── Material for this task ──
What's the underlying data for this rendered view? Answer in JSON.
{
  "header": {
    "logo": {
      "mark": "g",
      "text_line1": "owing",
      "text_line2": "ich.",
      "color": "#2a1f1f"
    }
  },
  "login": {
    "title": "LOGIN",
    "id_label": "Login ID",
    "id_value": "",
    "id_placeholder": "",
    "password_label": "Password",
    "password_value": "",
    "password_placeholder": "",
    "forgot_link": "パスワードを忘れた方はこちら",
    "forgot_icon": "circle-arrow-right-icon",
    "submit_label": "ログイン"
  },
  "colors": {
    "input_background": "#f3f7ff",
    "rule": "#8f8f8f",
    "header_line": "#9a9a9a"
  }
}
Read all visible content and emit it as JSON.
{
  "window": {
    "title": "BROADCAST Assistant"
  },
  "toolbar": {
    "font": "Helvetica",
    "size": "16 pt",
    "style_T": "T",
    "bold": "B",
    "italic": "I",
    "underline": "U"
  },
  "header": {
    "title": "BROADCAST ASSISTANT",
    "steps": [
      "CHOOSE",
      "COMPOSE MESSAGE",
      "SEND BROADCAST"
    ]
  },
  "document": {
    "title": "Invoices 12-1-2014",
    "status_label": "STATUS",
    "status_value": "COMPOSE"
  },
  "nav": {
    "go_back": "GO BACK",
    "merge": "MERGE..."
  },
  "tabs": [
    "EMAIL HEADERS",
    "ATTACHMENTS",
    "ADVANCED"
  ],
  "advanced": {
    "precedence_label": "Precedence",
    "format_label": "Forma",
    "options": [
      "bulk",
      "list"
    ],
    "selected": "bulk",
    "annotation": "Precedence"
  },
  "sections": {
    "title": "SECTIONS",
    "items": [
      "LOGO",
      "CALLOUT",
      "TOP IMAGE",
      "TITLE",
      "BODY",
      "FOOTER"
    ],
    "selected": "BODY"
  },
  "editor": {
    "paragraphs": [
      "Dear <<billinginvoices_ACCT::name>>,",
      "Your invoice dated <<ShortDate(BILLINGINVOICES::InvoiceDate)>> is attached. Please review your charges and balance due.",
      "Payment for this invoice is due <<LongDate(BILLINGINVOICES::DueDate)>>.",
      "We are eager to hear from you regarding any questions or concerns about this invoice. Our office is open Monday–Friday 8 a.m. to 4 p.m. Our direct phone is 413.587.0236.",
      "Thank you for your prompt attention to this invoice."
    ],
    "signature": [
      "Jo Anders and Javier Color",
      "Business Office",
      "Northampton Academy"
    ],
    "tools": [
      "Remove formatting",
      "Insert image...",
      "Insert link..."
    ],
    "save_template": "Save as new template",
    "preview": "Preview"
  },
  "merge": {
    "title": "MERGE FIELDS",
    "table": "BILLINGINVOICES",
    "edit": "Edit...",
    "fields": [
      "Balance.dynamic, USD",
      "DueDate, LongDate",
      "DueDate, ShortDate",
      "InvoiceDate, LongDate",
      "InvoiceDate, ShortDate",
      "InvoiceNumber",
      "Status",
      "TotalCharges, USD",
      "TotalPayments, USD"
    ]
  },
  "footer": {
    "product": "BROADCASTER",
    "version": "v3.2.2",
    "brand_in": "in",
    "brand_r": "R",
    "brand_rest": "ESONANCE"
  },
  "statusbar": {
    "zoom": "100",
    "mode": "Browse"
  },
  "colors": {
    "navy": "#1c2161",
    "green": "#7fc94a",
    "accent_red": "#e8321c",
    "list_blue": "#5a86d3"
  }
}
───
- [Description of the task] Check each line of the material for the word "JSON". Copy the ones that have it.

- [Exercise answer]
What's the underlying data for this rendered view? Answer in JSON.
Read all visible content and emit it as JSON.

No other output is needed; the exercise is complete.